Komatsu says it has been contracted to supply 37 autonomous trucks to a mine in Brazil – the Carajás mine owned by Vale, a Brazilian mining company wth annual revenues of around $34 billion.
The Carajás mine is said to be the largest mine in Vale’s 77-year history. The company says it is on a drive to leverage innovative technology to “reduce impact on the environment and enhance health, safety and operational efficiency”.
The 37 Komatsu vehicles are its 930E ultra-class electrical dump trucks (main picture), and they will form part of an Autonomous Haulage System at the Vale mine.
Powered by Komatsu’s AHS FrontRunner technology, the initial deployment is expected to start this month, with the goal of operating 37 trucks autonomously by 2024.
To support a successful transition to autonomy, Komatsu opened an AHS training center near the mine in August of this year that provides operations and maintenance training to upskill local people on the new technologies being introduced at the mine, in support of human resource development.
Masayuki Moriyama, president of Komatsu’s mining business division, says: “We are honored to be part of the ongoing wave of technological innovation at Carajás, supporting Vale’s commitment to sustainability and helping make the mine a reference in environmental terms.
“We look forward to our continued work together to support the skill growth of local workers and ensure a successful deployment that is designed to increase the safety and productivity of this operation.”
With this latest deployment, Komatsu continues to expand its AHS business in South America.

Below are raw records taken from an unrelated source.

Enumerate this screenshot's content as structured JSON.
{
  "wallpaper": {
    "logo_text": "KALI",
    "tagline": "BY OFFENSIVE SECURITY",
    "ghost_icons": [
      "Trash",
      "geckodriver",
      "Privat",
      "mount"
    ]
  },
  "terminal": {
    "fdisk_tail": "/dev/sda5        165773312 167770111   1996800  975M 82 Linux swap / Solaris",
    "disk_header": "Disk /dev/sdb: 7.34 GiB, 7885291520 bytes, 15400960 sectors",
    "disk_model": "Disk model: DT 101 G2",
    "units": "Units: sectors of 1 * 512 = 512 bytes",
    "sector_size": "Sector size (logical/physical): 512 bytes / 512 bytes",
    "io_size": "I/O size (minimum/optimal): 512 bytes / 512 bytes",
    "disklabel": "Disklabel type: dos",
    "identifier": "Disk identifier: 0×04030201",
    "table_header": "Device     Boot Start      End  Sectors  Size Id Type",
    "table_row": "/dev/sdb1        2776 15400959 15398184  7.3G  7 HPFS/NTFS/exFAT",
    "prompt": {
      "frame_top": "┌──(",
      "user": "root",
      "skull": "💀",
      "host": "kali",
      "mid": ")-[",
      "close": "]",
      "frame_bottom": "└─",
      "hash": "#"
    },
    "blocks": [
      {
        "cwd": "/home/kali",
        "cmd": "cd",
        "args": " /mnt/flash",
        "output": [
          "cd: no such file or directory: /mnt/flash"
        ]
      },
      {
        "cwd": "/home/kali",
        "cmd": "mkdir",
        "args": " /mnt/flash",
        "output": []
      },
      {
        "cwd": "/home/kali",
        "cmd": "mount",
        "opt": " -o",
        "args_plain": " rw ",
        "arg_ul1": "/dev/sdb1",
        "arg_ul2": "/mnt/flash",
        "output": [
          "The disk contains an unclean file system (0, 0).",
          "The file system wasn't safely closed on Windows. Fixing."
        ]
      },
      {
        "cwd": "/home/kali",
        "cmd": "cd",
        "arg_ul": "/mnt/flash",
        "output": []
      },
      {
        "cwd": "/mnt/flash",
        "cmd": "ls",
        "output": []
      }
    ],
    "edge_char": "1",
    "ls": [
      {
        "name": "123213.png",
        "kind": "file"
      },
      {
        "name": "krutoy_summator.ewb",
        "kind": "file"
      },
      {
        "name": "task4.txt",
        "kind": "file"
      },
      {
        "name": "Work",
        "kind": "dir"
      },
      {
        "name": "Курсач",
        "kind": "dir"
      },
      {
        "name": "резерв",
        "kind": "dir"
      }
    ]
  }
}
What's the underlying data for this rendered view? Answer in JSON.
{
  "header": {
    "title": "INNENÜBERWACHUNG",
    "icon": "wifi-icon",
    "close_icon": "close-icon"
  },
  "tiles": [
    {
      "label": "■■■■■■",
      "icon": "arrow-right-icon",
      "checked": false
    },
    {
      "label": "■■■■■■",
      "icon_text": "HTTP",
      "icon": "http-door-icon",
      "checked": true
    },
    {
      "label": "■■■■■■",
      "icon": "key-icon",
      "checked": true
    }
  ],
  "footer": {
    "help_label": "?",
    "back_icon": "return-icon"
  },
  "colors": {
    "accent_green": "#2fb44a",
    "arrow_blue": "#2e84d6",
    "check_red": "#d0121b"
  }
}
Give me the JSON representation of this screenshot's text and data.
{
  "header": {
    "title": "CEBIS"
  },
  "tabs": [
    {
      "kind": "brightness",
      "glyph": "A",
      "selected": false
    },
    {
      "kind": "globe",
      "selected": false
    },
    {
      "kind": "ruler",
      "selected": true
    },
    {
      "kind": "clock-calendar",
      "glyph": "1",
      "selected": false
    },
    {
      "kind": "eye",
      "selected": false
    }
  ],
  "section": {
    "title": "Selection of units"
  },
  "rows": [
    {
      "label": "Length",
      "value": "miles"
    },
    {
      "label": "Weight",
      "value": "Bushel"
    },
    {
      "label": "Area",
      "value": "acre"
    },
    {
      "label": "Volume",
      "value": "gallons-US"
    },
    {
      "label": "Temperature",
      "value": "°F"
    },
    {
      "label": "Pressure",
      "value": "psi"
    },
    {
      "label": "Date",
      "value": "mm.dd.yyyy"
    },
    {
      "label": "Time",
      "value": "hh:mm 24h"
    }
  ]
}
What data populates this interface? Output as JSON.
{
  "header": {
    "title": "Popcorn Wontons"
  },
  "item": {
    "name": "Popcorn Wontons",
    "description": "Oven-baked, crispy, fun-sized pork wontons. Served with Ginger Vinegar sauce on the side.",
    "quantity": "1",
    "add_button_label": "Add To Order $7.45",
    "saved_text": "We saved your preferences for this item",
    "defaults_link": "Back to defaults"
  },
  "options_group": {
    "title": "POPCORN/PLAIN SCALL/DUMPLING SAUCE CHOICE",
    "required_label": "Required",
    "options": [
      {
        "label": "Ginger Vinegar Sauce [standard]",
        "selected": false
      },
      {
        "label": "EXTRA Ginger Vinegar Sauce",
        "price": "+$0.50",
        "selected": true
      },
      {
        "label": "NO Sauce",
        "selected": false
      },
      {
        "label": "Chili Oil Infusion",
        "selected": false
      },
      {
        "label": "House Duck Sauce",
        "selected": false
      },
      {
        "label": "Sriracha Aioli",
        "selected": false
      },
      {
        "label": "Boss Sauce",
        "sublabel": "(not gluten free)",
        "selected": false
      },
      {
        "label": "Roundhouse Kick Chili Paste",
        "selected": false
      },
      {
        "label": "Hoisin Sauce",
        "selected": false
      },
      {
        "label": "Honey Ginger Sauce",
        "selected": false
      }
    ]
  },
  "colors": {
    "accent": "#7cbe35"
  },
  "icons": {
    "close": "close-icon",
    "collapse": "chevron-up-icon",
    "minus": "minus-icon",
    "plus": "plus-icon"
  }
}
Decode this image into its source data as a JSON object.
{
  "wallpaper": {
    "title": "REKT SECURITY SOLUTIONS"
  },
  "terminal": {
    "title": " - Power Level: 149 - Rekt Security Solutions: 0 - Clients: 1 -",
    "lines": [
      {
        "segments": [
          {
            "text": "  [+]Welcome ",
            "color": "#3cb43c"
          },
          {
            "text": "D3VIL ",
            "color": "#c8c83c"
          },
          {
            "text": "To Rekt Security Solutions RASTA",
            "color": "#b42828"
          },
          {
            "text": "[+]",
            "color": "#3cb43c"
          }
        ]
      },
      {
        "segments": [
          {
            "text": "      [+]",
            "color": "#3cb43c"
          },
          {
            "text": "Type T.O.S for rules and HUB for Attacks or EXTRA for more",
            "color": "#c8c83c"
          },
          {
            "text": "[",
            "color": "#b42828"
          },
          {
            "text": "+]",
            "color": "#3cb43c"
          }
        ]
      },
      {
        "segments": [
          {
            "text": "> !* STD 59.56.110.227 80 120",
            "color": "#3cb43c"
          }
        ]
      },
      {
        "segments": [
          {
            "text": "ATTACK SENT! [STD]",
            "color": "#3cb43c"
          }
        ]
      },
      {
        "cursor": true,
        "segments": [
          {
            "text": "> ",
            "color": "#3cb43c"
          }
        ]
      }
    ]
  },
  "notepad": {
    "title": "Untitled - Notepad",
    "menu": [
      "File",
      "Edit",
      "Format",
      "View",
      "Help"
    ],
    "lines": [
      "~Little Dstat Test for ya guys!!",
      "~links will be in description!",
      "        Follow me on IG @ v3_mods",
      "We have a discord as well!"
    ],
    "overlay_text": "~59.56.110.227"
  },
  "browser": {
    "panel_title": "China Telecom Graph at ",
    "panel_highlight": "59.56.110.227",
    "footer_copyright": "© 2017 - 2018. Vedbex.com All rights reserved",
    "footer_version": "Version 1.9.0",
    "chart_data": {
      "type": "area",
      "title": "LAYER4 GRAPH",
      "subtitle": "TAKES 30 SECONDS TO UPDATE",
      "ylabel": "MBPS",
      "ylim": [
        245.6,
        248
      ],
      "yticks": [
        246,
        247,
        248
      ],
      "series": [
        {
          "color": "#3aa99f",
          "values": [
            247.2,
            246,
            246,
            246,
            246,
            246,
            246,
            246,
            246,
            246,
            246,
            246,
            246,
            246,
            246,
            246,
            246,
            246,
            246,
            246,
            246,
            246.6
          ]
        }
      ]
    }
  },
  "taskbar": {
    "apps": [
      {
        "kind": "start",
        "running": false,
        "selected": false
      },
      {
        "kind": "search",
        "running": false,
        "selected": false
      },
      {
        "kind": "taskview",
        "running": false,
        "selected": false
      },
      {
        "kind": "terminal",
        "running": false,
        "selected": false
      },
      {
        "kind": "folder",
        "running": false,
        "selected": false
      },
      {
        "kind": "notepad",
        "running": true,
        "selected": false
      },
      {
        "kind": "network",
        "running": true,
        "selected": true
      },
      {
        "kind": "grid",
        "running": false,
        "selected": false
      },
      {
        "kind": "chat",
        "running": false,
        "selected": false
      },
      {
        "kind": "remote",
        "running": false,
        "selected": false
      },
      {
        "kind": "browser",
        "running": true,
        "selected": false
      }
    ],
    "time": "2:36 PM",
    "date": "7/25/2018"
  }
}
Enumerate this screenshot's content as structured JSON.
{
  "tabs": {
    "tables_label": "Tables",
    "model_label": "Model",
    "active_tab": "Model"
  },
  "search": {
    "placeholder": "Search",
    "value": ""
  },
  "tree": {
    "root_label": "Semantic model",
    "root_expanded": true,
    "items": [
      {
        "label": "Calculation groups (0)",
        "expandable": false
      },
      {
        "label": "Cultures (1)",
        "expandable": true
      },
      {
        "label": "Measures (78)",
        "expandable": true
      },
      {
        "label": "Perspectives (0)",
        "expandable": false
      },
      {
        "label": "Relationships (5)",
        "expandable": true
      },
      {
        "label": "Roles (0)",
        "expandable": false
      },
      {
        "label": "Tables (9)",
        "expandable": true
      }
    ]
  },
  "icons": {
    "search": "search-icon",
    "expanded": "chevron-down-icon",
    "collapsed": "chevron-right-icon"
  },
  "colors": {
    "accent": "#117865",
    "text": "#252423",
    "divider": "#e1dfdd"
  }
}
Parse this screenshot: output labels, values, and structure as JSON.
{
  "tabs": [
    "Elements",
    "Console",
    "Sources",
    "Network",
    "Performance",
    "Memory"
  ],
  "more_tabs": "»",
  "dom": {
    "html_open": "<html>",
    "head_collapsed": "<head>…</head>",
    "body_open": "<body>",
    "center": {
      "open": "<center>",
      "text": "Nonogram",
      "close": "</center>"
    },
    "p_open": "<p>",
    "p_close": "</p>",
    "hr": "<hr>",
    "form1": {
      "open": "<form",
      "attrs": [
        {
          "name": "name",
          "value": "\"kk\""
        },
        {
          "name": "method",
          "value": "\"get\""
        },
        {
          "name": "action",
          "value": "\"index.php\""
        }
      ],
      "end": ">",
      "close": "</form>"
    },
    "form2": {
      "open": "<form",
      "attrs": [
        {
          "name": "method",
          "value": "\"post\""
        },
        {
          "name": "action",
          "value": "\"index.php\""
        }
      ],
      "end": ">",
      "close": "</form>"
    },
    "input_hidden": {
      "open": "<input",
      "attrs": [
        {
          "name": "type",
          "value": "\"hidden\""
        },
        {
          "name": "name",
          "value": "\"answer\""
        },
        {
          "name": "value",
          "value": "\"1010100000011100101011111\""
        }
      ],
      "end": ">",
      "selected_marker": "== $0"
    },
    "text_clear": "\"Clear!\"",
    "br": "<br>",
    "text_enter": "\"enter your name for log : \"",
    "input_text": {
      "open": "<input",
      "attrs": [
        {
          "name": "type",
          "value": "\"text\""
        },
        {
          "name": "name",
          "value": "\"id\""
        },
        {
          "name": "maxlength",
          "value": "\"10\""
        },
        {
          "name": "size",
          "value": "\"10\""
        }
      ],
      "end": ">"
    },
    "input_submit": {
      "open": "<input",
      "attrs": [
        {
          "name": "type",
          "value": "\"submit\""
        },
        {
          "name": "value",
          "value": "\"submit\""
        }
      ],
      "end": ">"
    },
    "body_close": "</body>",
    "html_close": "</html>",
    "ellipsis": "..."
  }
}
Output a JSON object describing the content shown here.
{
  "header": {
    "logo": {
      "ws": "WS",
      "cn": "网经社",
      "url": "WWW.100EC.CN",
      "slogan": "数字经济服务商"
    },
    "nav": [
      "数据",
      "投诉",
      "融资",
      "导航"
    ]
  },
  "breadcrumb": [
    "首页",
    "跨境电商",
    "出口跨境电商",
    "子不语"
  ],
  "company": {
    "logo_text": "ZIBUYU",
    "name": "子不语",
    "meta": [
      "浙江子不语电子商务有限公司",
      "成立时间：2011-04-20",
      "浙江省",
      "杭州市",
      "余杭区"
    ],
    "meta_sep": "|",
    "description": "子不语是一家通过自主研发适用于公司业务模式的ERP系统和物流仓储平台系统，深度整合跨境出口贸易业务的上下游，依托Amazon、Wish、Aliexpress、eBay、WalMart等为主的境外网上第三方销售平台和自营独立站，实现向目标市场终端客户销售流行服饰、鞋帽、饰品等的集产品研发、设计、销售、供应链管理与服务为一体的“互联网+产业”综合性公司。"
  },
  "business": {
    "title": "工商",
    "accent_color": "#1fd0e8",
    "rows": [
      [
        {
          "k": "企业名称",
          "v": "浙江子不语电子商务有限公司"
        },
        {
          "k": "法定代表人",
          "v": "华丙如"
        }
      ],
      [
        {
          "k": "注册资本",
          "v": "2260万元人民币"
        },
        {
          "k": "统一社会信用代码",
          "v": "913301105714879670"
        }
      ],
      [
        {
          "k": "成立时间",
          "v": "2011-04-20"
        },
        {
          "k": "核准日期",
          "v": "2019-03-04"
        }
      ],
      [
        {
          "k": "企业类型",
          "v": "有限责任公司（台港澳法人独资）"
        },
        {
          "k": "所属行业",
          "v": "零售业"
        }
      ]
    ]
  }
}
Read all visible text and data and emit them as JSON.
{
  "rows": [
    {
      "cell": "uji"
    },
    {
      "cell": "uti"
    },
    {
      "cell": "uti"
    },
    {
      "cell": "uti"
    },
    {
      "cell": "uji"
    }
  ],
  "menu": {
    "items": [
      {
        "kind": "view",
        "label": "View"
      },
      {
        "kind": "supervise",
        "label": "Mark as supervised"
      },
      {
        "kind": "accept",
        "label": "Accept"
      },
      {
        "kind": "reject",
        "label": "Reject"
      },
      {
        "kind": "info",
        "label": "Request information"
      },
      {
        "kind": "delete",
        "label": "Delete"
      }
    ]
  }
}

Komatsu says its customers globally are now leveraging AHS at 10 mine sites in four countries.